◆ **DIRECTIONS FOR THIS TASK**: Each line below that includes the word "true" is to be reported.

◆ **SOURCE RECORDS**:
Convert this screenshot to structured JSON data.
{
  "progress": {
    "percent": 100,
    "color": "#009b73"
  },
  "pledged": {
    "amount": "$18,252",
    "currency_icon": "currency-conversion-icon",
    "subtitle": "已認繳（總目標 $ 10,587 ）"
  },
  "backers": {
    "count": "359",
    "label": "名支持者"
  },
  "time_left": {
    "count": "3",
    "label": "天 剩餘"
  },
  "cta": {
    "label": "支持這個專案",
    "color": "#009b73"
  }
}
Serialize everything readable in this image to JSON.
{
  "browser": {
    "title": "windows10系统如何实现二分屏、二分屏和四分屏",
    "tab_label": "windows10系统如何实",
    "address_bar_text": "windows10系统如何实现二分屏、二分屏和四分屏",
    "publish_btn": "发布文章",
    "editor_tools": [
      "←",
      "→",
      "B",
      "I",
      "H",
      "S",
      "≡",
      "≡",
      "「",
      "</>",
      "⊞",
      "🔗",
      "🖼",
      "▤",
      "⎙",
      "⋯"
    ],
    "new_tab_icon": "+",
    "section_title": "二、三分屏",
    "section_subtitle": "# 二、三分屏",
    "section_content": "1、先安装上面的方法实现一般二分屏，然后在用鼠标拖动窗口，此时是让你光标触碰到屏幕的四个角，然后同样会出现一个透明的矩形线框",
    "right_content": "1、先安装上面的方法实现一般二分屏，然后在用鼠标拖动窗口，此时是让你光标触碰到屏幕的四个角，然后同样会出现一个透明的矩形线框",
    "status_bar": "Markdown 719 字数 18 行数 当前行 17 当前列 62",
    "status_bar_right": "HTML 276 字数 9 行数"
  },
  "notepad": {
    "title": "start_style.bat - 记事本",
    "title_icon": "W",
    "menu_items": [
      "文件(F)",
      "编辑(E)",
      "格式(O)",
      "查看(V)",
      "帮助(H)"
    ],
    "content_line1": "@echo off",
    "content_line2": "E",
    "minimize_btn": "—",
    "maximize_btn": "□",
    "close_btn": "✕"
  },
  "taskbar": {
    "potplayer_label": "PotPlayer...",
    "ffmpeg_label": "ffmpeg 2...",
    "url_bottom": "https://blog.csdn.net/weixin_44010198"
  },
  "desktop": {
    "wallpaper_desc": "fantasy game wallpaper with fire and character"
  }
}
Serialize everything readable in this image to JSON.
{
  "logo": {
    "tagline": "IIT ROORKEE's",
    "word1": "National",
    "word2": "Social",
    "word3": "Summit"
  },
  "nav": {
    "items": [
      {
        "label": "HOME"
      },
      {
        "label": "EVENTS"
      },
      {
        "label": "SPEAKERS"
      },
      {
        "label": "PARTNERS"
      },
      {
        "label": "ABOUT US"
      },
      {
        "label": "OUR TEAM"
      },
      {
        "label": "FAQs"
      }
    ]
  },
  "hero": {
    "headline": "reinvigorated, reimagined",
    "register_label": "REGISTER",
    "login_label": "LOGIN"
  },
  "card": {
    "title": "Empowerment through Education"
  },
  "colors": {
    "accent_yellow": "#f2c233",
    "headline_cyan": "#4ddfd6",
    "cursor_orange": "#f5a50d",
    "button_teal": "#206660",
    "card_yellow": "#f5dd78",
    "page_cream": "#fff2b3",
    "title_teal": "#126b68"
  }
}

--

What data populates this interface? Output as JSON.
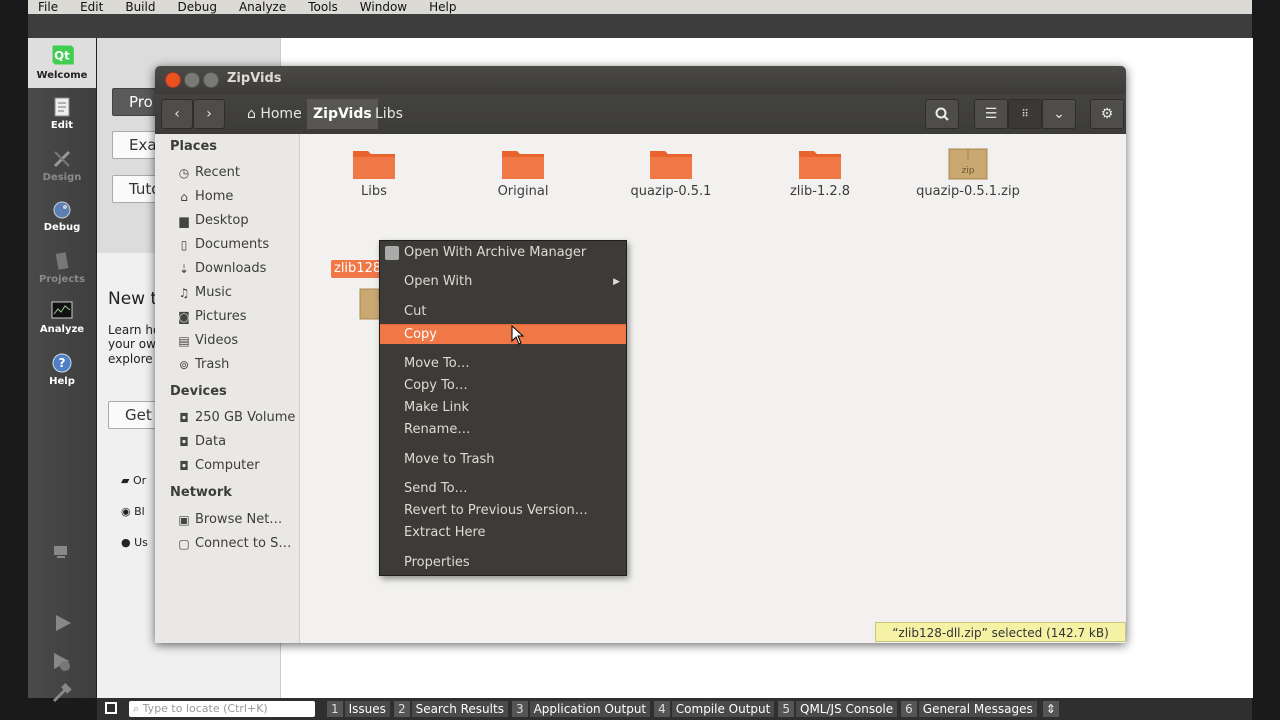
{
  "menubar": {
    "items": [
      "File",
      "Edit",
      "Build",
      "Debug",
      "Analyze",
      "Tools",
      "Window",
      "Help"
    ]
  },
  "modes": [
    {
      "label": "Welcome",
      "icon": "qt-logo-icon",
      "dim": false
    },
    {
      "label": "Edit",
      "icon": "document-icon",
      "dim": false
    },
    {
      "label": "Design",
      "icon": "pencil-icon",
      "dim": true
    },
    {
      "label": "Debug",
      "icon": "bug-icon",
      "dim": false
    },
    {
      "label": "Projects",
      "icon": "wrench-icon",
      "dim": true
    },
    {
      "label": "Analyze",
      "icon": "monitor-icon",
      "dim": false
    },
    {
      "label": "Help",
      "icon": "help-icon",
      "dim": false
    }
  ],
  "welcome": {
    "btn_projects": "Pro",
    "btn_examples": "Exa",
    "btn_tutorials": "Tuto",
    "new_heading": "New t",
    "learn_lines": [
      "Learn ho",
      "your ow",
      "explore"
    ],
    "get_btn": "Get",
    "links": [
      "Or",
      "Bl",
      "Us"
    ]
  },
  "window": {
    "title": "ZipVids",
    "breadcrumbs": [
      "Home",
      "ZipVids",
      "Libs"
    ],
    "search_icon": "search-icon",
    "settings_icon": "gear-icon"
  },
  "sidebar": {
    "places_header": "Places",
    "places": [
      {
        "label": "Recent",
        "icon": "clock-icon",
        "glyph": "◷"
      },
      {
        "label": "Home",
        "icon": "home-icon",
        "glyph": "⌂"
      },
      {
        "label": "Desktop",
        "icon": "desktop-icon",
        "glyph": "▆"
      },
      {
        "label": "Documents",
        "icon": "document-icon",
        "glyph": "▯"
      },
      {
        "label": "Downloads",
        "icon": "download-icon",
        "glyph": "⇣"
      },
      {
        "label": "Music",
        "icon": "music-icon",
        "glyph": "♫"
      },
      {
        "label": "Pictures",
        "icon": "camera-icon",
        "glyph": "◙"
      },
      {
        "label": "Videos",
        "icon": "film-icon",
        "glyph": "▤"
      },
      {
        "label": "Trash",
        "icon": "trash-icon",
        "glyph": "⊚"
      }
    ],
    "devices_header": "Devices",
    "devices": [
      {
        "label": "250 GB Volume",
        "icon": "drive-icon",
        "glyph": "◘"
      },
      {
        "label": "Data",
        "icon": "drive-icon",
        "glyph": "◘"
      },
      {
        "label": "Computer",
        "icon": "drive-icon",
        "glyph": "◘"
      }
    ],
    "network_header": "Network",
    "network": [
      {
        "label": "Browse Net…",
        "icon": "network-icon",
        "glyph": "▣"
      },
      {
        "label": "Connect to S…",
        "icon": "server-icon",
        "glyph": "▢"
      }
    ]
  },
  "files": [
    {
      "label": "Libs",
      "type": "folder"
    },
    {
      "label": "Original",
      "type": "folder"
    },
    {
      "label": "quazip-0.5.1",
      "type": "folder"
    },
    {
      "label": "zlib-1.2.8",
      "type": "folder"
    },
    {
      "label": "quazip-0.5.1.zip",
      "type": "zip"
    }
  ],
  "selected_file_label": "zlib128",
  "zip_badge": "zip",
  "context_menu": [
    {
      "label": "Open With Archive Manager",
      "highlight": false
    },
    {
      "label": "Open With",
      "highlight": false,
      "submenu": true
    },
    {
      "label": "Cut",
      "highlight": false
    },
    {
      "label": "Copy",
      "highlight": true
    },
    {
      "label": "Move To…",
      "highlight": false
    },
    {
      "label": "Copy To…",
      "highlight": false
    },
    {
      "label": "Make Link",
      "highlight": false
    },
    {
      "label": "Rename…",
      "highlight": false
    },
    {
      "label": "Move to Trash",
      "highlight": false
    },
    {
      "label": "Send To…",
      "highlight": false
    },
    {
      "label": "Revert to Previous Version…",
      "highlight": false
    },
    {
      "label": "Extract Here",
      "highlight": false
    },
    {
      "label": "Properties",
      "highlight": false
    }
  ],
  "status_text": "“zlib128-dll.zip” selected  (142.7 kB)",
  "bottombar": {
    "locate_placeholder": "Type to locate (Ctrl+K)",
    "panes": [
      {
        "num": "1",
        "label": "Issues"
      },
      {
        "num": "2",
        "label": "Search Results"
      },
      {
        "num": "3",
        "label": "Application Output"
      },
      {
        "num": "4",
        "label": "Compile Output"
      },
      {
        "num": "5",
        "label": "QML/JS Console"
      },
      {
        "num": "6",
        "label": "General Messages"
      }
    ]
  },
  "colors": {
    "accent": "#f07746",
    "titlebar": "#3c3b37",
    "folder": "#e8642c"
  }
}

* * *

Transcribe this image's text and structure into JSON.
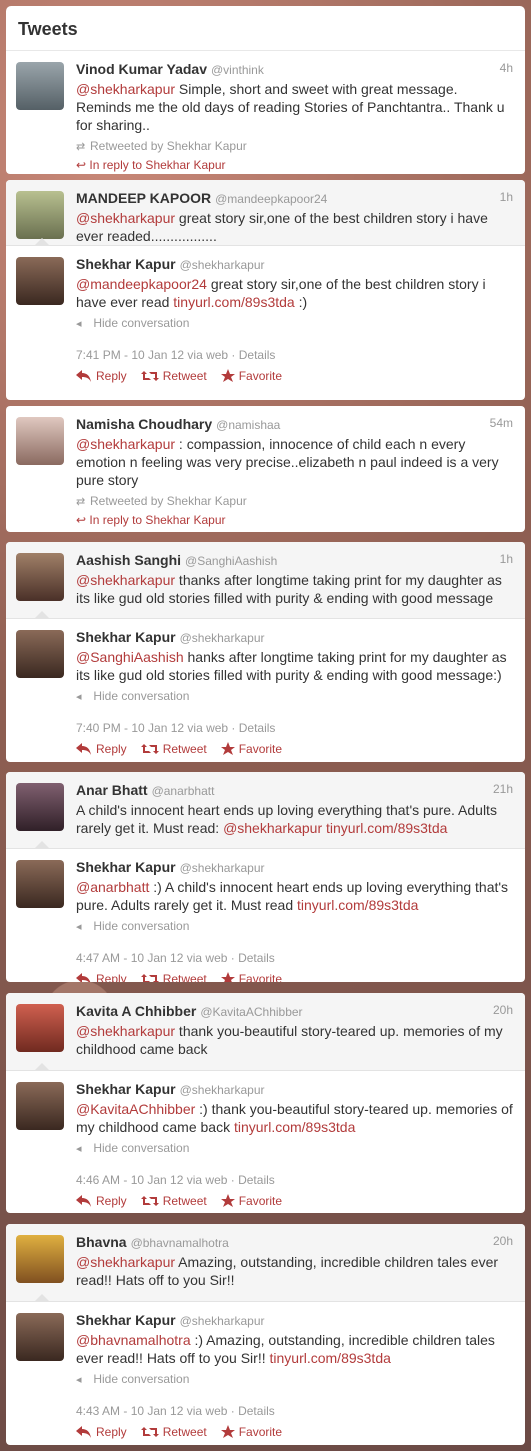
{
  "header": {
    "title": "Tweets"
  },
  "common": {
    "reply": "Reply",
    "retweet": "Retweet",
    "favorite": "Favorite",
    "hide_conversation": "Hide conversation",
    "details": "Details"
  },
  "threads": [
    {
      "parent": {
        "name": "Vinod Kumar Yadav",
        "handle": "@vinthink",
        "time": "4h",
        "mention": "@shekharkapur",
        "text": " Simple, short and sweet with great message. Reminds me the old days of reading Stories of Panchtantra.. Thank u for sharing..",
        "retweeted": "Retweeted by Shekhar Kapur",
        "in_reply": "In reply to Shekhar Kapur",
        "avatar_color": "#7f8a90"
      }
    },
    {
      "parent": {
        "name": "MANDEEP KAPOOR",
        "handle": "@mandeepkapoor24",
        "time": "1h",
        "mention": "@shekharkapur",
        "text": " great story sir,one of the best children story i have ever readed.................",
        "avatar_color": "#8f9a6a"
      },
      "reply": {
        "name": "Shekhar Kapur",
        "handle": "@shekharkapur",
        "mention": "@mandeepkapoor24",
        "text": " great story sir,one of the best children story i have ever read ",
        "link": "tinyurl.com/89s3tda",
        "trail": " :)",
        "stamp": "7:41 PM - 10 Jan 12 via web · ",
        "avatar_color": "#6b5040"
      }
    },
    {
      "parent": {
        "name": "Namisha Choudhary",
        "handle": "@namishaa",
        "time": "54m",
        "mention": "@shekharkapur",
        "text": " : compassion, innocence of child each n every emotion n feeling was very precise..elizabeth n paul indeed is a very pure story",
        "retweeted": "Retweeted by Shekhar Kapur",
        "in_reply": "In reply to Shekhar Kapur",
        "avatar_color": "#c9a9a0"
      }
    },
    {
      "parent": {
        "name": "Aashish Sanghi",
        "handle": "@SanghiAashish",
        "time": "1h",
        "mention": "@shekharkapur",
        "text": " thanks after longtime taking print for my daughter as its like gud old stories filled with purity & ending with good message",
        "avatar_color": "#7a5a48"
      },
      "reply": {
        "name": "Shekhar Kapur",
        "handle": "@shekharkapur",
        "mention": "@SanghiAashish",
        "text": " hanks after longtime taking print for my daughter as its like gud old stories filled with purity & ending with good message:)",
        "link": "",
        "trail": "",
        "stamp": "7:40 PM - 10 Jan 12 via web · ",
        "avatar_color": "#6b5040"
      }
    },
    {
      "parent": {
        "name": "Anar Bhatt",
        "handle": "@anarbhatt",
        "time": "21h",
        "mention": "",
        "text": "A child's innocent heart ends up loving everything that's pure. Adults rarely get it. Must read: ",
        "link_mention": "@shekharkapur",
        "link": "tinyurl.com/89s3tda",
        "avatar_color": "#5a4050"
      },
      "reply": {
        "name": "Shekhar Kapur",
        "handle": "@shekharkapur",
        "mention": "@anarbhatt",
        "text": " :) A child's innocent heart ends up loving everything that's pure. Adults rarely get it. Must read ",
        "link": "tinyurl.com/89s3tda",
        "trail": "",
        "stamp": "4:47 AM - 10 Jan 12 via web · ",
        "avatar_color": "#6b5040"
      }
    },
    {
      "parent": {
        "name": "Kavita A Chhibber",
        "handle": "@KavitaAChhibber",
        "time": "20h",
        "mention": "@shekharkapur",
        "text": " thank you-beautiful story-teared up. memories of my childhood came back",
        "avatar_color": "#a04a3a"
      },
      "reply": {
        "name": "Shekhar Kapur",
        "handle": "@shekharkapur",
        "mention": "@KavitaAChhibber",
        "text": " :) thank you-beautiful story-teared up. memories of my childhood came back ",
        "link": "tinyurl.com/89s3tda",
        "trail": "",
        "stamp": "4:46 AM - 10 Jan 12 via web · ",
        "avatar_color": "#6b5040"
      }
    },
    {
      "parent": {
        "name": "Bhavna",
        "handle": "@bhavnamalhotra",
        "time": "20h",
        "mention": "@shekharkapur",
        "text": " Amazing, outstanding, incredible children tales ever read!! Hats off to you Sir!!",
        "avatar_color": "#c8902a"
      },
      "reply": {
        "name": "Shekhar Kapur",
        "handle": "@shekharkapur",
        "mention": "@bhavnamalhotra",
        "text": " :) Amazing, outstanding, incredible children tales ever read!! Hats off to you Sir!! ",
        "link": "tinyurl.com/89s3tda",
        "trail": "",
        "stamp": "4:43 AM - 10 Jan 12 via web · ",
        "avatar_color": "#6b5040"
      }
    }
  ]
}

◆ **WRITTEN SOLUTION**:
      "dim": true
      "dim": true
      "submenu": true
      "highlight": true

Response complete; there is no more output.